WHAT YOU NEED TO DO: Work through the entries below and show every line in which "佳佳数据恢复专业版" is found.
==*==
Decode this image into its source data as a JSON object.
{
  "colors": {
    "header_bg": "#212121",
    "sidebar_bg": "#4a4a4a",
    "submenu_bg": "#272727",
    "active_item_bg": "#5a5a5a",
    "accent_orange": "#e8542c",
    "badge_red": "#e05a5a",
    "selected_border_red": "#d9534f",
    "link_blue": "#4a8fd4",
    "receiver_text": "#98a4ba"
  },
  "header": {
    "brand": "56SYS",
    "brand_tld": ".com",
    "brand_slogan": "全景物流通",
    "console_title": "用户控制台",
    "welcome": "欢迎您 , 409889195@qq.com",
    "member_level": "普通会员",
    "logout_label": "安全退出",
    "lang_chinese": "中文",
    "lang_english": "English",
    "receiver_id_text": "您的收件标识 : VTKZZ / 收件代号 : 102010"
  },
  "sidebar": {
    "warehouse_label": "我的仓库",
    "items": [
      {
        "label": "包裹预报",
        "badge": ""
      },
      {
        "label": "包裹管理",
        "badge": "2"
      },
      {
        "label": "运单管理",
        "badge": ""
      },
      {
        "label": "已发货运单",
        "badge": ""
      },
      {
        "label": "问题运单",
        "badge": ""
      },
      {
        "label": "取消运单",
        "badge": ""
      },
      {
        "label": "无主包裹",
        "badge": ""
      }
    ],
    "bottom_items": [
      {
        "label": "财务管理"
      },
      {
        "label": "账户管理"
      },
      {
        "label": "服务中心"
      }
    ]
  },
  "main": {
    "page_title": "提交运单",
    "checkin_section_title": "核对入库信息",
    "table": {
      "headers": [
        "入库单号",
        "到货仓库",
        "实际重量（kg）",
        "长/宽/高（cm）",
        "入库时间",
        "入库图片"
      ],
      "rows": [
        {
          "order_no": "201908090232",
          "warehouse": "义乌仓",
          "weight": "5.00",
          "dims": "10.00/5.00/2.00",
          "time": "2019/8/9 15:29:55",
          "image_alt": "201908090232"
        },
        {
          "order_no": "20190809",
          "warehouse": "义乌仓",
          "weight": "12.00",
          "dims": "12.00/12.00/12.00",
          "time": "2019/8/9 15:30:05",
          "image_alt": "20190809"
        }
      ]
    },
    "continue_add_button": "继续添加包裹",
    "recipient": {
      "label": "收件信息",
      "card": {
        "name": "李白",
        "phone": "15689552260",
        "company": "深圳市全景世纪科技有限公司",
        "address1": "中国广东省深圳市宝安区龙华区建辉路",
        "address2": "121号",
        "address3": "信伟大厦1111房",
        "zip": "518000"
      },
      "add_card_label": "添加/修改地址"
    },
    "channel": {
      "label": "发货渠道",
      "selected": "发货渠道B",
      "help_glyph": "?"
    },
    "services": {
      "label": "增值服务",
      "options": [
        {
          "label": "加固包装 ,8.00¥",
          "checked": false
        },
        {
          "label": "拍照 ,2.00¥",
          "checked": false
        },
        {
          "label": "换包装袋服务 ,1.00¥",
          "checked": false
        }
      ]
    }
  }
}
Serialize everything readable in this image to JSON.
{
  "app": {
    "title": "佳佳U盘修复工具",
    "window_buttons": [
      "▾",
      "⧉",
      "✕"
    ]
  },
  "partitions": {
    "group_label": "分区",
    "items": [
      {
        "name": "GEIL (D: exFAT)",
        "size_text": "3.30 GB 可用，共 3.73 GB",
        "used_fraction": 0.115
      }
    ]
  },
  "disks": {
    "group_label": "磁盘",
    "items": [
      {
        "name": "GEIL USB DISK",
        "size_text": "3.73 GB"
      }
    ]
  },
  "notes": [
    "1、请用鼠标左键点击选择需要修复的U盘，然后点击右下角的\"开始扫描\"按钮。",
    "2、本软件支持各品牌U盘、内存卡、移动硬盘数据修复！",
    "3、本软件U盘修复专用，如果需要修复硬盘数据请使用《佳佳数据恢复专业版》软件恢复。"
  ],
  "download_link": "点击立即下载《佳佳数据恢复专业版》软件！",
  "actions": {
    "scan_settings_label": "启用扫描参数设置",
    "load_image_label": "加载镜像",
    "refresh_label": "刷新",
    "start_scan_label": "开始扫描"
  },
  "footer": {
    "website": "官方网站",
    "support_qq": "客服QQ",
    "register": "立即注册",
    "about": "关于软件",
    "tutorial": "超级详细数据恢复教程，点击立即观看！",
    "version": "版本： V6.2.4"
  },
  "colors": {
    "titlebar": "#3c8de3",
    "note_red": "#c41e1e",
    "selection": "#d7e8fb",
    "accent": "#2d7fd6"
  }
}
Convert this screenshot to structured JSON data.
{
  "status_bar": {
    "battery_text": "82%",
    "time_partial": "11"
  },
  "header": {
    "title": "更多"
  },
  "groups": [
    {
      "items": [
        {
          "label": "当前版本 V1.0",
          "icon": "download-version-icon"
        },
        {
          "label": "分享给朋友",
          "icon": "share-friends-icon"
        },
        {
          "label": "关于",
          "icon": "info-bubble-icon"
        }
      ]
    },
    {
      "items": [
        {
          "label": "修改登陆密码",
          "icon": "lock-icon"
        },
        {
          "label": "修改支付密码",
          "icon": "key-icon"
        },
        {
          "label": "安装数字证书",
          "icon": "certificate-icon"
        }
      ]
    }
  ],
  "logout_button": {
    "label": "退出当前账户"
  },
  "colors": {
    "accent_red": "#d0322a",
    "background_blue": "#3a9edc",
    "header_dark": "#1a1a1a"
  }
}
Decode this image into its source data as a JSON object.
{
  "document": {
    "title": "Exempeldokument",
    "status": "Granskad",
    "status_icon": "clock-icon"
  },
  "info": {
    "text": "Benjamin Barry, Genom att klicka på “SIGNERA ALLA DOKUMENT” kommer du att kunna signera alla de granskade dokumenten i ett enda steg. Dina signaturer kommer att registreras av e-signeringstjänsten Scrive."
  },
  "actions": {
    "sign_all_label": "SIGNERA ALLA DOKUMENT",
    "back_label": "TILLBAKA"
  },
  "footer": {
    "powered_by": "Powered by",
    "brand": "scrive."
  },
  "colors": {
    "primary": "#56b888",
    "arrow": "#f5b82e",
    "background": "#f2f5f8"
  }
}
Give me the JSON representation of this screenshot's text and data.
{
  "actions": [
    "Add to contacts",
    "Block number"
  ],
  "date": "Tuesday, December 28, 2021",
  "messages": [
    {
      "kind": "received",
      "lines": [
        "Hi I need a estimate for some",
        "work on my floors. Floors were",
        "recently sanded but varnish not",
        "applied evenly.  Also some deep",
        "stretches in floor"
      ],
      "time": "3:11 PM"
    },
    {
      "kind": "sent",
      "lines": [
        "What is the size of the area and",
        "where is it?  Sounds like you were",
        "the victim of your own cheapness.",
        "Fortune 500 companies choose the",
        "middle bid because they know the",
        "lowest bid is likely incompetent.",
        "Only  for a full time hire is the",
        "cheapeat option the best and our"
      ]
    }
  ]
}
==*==
OUTPUT OF THE TASK:
    "3、本软件U盘修复专用，如果需要修复硬盘数据请使用《佳佳数据恢复专业版》软件恢复。"
  "download_link": "点击立即下载《佳佳数据恢复专业版》软件！",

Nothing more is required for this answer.